--- Input for this task Enclosed Below ---
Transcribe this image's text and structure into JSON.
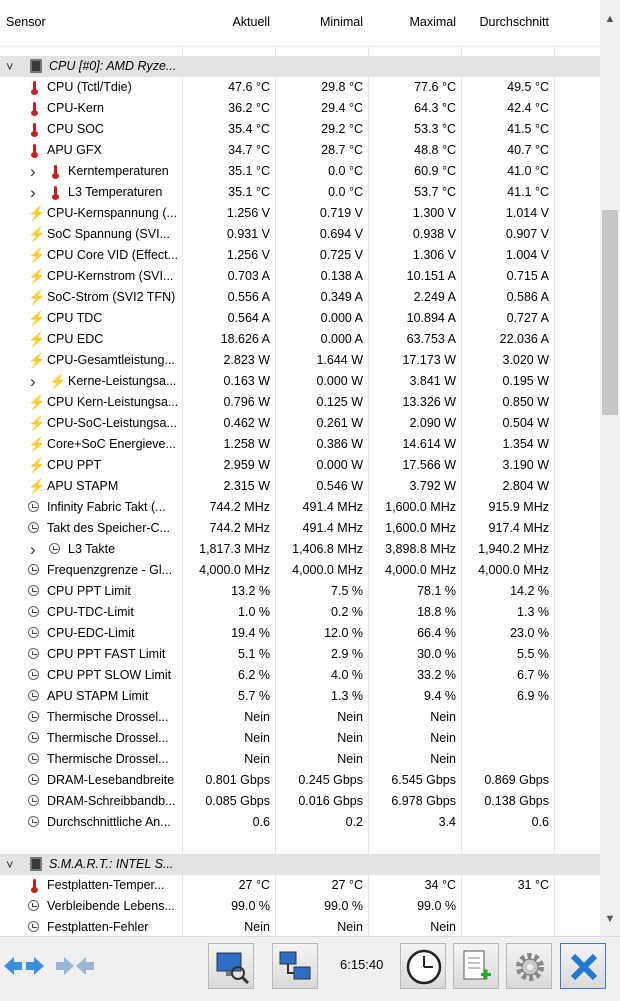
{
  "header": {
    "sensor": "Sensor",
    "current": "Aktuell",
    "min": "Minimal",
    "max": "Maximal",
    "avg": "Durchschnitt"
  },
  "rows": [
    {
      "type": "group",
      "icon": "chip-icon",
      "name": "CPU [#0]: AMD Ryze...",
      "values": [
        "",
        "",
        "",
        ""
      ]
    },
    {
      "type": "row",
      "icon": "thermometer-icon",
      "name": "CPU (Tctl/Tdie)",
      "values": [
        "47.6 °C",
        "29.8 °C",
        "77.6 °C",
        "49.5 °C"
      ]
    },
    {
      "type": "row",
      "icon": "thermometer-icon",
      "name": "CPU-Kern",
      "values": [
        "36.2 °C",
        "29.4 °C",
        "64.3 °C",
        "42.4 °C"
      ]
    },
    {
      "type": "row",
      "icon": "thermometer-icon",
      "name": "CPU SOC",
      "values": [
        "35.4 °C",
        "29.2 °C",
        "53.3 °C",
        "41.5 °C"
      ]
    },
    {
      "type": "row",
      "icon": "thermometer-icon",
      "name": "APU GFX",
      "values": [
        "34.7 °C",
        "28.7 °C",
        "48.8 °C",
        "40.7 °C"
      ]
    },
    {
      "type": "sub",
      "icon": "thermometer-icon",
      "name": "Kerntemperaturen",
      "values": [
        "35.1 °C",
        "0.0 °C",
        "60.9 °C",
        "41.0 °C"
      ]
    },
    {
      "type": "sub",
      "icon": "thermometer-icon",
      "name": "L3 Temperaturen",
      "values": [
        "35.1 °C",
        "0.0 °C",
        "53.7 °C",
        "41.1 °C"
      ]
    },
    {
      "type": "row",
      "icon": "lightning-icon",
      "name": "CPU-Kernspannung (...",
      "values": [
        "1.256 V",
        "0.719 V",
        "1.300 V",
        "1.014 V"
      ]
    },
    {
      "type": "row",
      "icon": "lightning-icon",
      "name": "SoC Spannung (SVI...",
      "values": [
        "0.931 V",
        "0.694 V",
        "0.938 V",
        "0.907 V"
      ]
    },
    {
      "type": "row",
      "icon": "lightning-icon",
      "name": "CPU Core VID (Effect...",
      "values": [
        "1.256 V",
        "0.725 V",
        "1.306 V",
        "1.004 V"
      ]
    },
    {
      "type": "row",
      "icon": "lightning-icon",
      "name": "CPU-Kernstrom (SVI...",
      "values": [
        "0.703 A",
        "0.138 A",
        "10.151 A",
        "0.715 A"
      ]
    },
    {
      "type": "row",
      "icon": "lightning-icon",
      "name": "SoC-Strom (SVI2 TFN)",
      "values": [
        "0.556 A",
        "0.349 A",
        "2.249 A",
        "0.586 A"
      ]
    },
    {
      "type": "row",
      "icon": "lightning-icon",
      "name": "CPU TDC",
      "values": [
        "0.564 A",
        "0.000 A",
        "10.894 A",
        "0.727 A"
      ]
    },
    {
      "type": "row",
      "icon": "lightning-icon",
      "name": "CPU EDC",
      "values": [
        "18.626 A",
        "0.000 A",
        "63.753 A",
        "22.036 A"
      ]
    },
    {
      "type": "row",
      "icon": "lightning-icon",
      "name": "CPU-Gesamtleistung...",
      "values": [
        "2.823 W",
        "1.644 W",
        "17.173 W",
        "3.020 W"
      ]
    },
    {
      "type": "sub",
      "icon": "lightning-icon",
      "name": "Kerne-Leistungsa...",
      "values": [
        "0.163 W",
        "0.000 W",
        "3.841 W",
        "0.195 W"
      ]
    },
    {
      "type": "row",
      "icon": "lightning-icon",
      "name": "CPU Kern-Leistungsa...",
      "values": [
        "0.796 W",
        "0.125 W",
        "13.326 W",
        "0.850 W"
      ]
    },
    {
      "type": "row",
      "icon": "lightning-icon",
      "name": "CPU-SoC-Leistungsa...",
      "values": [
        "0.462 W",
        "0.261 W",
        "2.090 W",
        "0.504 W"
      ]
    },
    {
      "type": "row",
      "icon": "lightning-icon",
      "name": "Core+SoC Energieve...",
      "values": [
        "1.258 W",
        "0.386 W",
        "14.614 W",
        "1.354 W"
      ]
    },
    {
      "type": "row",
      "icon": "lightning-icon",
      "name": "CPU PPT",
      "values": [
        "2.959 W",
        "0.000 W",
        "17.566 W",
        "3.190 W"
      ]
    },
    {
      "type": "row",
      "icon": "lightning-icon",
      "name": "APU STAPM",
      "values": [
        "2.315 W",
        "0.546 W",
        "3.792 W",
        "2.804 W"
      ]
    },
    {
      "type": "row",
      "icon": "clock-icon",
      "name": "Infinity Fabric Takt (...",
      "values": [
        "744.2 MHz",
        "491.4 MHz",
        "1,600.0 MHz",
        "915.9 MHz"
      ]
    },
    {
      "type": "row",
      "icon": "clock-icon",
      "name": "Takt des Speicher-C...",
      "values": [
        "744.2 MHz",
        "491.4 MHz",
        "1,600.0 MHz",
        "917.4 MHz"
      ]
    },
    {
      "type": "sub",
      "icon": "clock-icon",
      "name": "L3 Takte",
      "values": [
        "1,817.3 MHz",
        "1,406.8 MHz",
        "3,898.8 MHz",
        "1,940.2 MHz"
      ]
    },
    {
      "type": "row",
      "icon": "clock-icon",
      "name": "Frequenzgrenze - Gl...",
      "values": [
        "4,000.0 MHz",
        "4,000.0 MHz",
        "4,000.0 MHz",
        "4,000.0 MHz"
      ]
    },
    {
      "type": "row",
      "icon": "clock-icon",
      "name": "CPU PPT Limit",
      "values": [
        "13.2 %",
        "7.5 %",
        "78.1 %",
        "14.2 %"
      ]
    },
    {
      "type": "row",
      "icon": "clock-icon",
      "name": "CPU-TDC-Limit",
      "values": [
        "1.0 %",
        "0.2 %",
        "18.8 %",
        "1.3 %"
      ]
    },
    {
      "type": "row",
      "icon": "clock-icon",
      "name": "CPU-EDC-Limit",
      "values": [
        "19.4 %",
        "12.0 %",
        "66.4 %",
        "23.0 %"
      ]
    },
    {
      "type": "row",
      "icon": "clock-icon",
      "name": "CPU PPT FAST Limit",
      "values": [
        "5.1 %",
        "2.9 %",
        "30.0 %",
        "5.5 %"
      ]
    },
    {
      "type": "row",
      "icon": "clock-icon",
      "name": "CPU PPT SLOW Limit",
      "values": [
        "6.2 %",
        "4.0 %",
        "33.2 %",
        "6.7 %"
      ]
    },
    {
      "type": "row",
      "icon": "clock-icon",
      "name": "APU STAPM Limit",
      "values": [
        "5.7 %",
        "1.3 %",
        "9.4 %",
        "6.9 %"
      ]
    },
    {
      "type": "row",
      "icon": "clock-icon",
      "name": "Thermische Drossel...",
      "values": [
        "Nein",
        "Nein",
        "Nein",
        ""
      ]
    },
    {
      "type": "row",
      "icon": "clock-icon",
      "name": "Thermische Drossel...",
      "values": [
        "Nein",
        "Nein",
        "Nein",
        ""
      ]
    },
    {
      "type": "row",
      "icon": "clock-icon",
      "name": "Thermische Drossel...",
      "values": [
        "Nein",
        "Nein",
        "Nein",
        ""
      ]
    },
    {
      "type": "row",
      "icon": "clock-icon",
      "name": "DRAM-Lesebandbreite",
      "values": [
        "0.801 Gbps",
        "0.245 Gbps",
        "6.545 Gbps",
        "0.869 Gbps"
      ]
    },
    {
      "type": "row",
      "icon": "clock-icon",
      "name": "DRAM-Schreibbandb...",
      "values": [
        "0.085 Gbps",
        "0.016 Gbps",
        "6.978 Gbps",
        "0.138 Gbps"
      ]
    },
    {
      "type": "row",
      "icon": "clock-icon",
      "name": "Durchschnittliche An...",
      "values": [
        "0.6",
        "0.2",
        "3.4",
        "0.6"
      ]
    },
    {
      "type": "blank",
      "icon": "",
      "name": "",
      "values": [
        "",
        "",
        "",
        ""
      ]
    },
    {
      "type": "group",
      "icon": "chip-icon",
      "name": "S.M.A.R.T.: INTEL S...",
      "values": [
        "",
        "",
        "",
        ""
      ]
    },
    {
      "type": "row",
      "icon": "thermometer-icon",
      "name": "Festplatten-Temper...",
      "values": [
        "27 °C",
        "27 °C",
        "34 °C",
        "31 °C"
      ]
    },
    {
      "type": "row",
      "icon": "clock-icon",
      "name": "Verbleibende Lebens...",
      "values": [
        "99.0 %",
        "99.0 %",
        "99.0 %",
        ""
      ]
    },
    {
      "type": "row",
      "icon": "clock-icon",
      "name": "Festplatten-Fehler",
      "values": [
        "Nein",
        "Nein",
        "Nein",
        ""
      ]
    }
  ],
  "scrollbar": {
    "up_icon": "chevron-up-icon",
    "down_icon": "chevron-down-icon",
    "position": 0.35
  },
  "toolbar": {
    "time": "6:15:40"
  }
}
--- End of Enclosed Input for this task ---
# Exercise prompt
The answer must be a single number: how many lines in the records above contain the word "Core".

# Result of the exercise
2